Annemarie Folken, MSN NNP - Annemarie Whiting is a board certified Neonatal Nurse Practitioner who joined the team at Stony Brook Children’s in 2016. She graduated with her Bachelors’ of Science degree Magna Cum Laude from Mount Saint Mary College. She began her nursing career on an adult Neuro Science Telemetry Unit, but started working in the NICU at Stony Brook in 2012. Annemarie earned her Masters of Science Degree from Stony Brook University in May of 2016. She completed clinical rotations at Morgan Stanley Children’s Hospital and Stony Brook Children’s. Her Master’s research project was a literature review titled, “Withholding Feedings During Blood Transfusions: Where is the Evidence? Annemarie’s special interests include necrotizing entercolitis, transfusion related gut injury, transport of critical neonate and delivery room resuscitation. She hopes to persue her Doctorate of Nursing Practice within the next few years.

Jennifer Haas, MS, NNP-BC

Robert Mele, MS, NNP-BC, CCRN - Robert joined the Division of Neonatology after graduating from Stony Brook, School of Nursing with his Master's in Neonatal Health in May 2017. Robert graduated with his Bachelor's degree in Nursing from Hartwick College in 2014 and started his nursing career at UNC Chapel Hill Children's Hospital, where he practiced in their Newborn Critical Care Center. Robert is double-board certified as a Neonatal Critical Care Registered Nurse (CCRN) by the American Association of Critical Care Nurses and Neonatal Nurse Practitioner Board Certified (NNP-BC) by the National Certification Corporation. He was recently admitted to Duke University, School of Nursing to work on his Doctor of Nursing Practice (DNP). Robert's professional interests include treatment of the Patent Ductus Arteriosus (PDA), pathophysiology of Persistent Pulmonary Hypertension (PPHN), and learning more about neonatal physiology.
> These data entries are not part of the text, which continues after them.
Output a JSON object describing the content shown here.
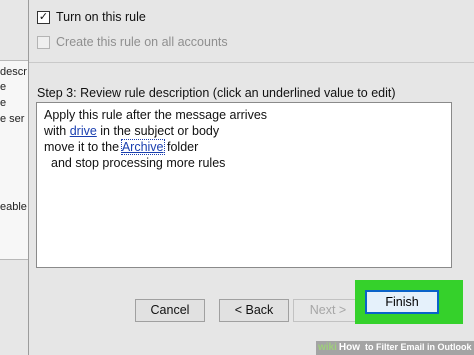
{
  "background_window": {
    "lines": [
      "descr",
      "e",
      "e",
      "e ser",
      "eable"
    ]
  },
  "rule_options": {
    "turn_on": {
      "label": "Turn on this rule",
      "checked": true
    },
    "all_accounts": {
      "label": "Create this rule on all accounts",
      "checked": false,
      "disabled": true
    }
  },
  "step3": {
    "title": "Step 3: Review rule description (click an underlined value to edit)",
    "line1": "Apply this rule after the message arrives",
    "line2_prefix": "with ",
    "line2_link": "drive",
    "line2_suffix": " in the subject or body",
    "line3_prefix": "move it to the ",
    "line3_link": "Archive",
    "line3_suffix": " folder",
    "line4": "and stop processing more rules"
  },
  "buttons": {
    "cancel": "Cancel",
    "back": "< Back",
    "next": "Next >",
    "finish": "Finish"
  },
  "watermark": {
    "logo_a": "wiki",
    "logo_b": "How",
    "text": "to Filter Email in Outlook"
  },
  "colors": {
    "link": "#1a3fb0",
    "highlight": "#35d12b",
    "finish_border": "#0a63c9",
    "dialog_bg": "#e6e6e6"
  }
}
Robert is most excited about joining the Stony Brook NICU team since he will be working alongside team members who cared for him and his siblings when they were born prematurely at twenty-nine weeks gestation.

Susan Katz, DNP, PNP CPST-I - Dr. Katz is a senior nurse practitioner in pediatrics. She is the Infant Apnea Program Coordinator and a Pediatric Injury Prevention Program Coordinator. She earned her Bachelor of Nursing degree from Molloy College in 1986, her MS, PNP in 1996 and her Doctorate of Nursing practice in 2010 from Stony Brook University. She was the very first Certified Child Passenger Safety Technician and Instructor in the state of New York and has been instrumental in creating the well-established child passenger safety program throughout New York State, including but not limited to being a founding member of the New York State Child Passenger Safety Board and Annual Tri- State Child Passenger Safety Annual Conference planning committee. She has been published in peer review journals and has presented at local, national and international conferences. She is involved in teaching nurses, students, residents and fellows. Susan is an active member of the National Association of Pediatric Nurse Practitioners (NAPNAP) and is currently a board member of the Long Island Chapter of NAPNAP. Her special interests are pediatric injury prevention with a focus on safe sleep in child passenger safety.